▶ Exercise description
Every entry must appear in the answer exactly as it does here.

━━ Material for this task

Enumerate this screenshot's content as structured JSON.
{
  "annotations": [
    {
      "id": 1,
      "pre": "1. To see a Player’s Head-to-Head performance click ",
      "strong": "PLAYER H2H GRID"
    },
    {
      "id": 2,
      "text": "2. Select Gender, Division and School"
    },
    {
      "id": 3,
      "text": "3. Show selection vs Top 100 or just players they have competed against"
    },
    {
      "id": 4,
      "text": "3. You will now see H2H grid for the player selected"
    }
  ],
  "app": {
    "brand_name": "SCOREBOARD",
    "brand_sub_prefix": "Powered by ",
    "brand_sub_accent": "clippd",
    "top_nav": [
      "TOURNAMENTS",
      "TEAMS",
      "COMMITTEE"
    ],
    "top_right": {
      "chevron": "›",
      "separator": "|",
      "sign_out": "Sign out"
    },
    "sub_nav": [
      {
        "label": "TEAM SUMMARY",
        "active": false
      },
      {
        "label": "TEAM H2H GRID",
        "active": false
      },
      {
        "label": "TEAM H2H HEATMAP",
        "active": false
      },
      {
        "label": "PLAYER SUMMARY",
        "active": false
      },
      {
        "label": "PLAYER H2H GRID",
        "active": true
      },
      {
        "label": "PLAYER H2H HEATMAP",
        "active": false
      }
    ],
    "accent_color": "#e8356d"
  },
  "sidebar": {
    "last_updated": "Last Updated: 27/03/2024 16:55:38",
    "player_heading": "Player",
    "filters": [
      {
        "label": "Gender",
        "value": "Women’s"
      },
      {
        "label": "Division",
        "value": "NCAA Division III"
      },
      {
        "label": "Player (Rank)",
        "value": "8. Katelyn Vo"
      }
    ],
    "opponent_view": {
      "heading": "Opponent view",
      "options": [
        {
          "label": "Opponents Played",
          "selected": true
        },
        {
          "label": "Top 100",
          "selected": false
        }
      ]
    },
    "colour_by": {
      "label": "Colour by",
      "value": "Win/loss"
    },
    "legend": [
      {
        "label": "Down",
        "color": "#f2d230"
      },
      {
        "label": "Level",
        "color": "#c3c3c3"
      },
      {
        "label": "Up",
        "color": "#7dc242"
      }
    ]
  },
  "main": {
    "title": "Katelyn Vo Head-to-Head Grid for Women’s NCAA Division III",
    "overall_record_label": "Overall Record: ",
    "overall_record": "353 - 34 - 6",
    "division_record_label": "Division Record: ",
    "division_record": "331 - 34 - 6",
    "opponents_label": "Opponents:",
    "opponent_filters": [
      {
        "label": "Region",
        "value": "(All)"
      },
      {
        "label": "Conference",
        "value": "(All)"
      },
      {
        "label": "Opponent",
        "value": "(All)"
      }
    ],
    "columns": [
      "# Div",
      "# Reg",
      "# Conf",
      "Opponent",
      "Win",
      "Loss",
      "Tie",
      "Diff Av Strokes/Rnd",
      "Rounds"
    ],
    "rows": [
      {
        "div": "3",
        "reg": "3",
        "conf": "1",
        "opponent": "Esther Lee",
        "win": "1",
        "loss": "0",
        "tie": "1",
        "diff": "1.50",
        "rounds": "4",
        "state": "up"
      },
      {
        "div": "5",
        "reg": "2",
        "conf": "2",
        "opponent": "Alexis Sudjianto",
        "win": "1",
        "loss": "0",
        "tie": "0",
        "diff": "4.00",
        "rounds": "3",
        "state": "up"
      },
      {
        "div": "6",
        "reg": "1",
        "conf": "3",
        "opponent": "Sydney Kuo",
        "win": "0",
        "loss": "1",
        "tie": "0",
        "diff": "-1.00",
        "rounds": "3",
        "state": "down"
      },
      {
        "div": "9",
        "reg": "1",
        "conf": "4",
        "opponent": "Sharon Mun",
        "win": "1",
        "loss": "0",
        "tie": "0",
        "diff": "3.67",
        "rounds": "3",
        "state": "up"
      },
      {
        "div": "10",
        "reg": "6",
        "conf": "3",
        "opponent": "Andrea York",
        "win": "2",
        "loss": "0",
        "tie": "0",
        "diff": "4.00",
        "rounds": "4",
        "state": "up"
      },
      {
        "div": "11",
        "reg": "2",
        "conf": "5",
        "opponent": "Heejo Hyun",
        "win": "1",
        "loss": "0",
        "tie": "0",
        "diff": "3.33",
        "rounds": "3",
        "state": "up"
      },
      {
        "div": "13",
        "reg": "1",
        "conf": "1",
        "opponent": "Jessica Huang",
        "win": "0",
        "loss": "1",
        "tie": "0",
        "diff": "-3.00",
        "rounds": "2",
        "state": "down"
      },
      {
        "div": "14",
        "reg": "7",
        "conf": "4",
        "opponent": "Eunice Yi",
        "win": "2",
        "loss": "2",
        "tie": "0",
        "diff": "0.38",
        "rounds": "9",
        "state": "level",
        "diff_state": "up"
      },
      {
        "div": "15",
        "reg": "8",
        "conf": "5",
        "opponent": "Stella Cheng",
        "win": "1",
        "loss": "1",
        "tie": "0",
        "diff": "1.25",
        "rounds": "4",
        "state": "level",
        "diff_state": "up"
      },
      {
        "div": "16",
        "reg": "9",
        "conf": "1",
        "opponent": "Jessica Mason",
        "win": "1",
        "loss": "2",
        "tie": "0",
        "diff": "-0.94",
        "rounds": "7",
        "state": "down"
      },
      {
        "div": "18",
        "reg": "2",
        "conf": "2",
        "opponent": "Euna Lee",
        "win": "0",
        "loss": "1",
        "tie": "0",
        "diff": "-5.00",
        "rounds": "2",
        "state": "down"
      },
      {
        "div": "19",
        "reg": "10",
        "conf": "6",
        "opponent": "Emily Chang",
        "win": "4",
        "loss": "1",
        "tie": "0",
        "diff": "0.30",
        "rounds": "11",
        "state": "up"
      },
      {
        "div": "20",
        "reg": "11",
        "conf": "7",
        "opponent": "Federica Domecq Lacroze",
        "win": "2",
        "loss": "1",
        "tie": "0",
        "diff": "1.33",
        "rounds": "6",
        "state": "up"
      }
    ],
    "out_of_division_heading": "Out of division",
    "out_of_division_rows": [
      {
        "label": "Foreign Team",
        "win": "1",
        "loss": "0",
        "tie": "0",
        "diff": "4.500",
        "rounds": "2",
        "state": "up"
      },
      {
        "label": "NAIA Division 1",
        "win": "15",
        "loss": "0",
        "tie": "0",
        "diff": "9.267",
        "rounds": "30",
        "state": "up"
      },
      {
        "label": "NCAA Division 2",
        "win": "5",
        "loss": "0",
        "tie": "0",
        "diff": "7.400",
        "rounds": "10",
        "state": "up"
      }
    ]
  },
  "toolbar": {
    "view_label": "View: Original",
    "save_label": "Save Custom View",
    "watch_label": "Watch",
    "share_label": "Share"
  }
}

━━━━

▶ Result
Enumerate this screenshot's content as structured JSON.
{
  "annotations": [
    {
      "id": 1,
      "pre": "1. To see a Player’s Head-to-Head performance click ",
      "strong": "PLAYER H2H GRID"
    },
    {
      "id": 2,
      "text": "2. Select Gender, Division and School"
    },
    {
      "id": 3,
      "text": "3. Show selection vs Top 100 or just players they have competed against"
    },
    {
      "id": 4,
      "text": "3. You will now see H2H grid for the player selected"
    }
  ],
  "app": {
    "brand_name": "SCOREBOARD",
    "brand_sub_prefix": "Powered by ",
    "brand_sub_accent": "clippd",
    "top_nav": [
      "TOURNAMENTS",
      "TEAMS",
      "COMMITTEE"
    ],
    "top_right": {
      "chevron": "›",
      "separator": "|",
      "sign_out": "Sign out"
    },
    "sub_nav": [
      {
        "label": "TEAM SUMMARY",
        "active": false
      },
      {
        "label": "TEAM H2H GRID",
        "active": false
      },
      {
        "label": "TEAM H2H HEATMAP",
        "active": false
      },
      {
        "label": "PLAYER SUMMARY",
        "active": false
      },
      {
        "label": "PLAYER H2H GRID",
        "active": true
      },
      {
        "label": "PLAYER H2H HEATMAP",
        "active": false
      }
    ],
    "accent_color": "#e8356d"
  },
  "sidebar": {
    "last_updated": "Last Updated: 27/03/2024 16:55:38",
    "player_heading": "Player",
    "filters": [
      {
        "label": "Gender",
        "value": "Women’s"
      },
      {
        "label": "Division",
        "value": "NCAA Division III"
      },
      {
        "label": "Player (Rank)",
        "value": "8. Katelyn Vo"
      }
    ],
    "opponent_view": {
      "heading": "Opponent view",
      "options": [
        {
          "label": "Opponents Played",
          "selected": true
        },
        {
          "label": "Top 100",
          "selected": false
        }
      ]
    },
    "colour_by": {
      "label": "Colour by",
      "value": "Win/loss"
    },
    "legend": [
      {
        "label": "Down",
        "color": "#f2d230"
      },
      {
        "label": "Level",
        "color": "#c3c3c3"
      },
      {
        "label": "Up",
        "color": "#7dc242"
      }
    ]
  },
  "main": {
    "title": "Katelyn Vo Head-to-Head Grid for Women’s NCAA Division III",
    "overall_record_label": "Overall Record: ",
    "overall_record": "353 - 34 - 6",
    "division_record_label": "Division Record: ",
    "division_record": "331 - 34 - 6",
    "opponents_label": "Opponents:",
    "opponent_filters": [
      {
        "label": "Region",
        "value": "(All)"
      },
      {
        "label": "Conference",
        "value": "(All)"
      },
      {
        "label": "Opponent",
        "value": "(All)"
      }
    ],
    "columns": [
      "# Div",
      "# Reg",
      "# Conf",
      "Opponent",
      "Win",
      "Loss",
      "Tie",
      "Diff Av Strokes/Rnd",
      "Rounds"
    ],
    "rows": [
      {
        "div": "3",
        "reg": "3",
        "conf": "1",
        "opponent": "Esther Lee",
        "win": "1",
        "loss": "0",
        "tie": "1",
        "diff": "1.50",
        "rounds": "4",
        "state": "up"
      },
      {
        "div": "5",
        "reg": "2",
        "conf": "2",
        "opponent": "Alexis Sudjianto",
        "win": "1",
        "loss": "0",
        "tie": "0",
        "diff": "4.00",
        "rounds": "3",
        "state": "up"
      },
      {
        "div": "6",
        "reg": "1",
        "conf": "3",
        "opponent": "Sydney Kuo",
        "win": "0",
        "loss": "1",
        "tie": "0",
        "diff": "-1.00",
        "rounds": "3",
        "state": "down"
      },
      {
        "div": "9",
        "reg": "1",
        "conf": "4",
        "opponent": "Sharon Mun",
        "win": "1",
        "loss": "0",
        "tie": "0",
        "diff": "3.67",
        "rounds": "3",
        "state": "up"
      },
      {
        "div": "10",
        "reg": "6",
        "conf": "3",
        "opponent": "Andrea York",
        "win": "2",
        "loss": "0",
        "tie": "0",
        "diff": "4.00",
        "rounds": "4",
        "state": "up"
      },
      {
        "div": "11",
        "reg": "2",
        "conf": "5",
        "opponent": "Heejo Hyun",
        "win": "1",
        "loss": "0",
        "tie": "0",
        "diff": "3.33",
        "rounds": "3",
        "state": "up"
      },
      {
        "div": "13",
        "reg": "1",
        "conf": "1",
        "opponent": "Jessica Huang",
        "win": "0",
        "loss": "1",
        "tie": "0",
        "diff": "-3.00",
        "rounds": "2",
        "state": "down"
      },
      {
        "div": "14",
        "reg": "7",
        "conf": "4",
        "opponent": "Eunice Yi",
        "win": "2",
        "loss": "2",
        "tie": "0",
        "diff": "0.38",
        "rounds": "9",
        "state": "level",
        "diff_state": "up"
      },
      {
        "div": "15",
        "reg": "8",
        "conf": "5",
        "opponent": "Stella Cheng",
        "win": "1",
        "loss": "1",
        "tie": "0",
        "diff": "1.25",
        "rounds": "4",
        "state": "level",
        "diff_state": "up"
      },
      {
        "div": "16",
        "reg": "9",
        "conf": "1",
        "opponent": "Jessica Mason",
        "win": "1",
        "loss": "2",
        "tie": "0",
        "diff": "-0.94",
        "rounds": "7",
        "state": "down"
      },
      {
        "div": "18",
        "reg": "2",
        "conf": "2",
        "opponent": "Euna Lee",
        "win": "0",
        "loss": "1",
        "tie": "0",
        "diff": "-5.00",
        "rounds": "2",
        "state": "down"
      },
      {
        "div": "19",
        "reg": "10",
        "conf": "6",
        "opponent": "Emily Chang",
        "win": "4",
        "loss": "1",
        "tie": "0",
        "diff": "0.30",
        "rounds": "11",
        "state": "up"
      },
      {
        "div": "20",
        "reg": "11",
        "conf": "7",
        "opponent": "Federica Domecq Lacroze",
        "win": "2",
        "loss": "1",
        "tie": "0",
        "diff": "1.33",
        "rounds": "6",
        "state": "up"
      }
    ],
    "out_of_division_heading": "Out of division",
    "out_of_division_rows": [
      {
        "label": "Foreign Team",
        "win": "1",
        "loss": "0",
        "tie": "0",
        "diff": "4.500",
        "rounds": "2",
        "state": "up"
      },
      {
        "label": "NAIA Division 1",
        "win": "15",
        "loss": "0",
        "tie": "0",
        "diff": "9.267",
        "rounds": "30",
        "state": "up"
      },
      {
        "label": "NCAA Division 2",
        "win": "5",
        "loss": "0",
        "tie": "0",
        "diff": "7.400",
        "rounds": "10",
        "state": "up"
      }
    ]
  },
  "toolbar": {
    "view_label": "View: Original",
    "save_label": "Save Custom View",
    "watch_label": "Watch",
    "share_label": "Share"
  }
}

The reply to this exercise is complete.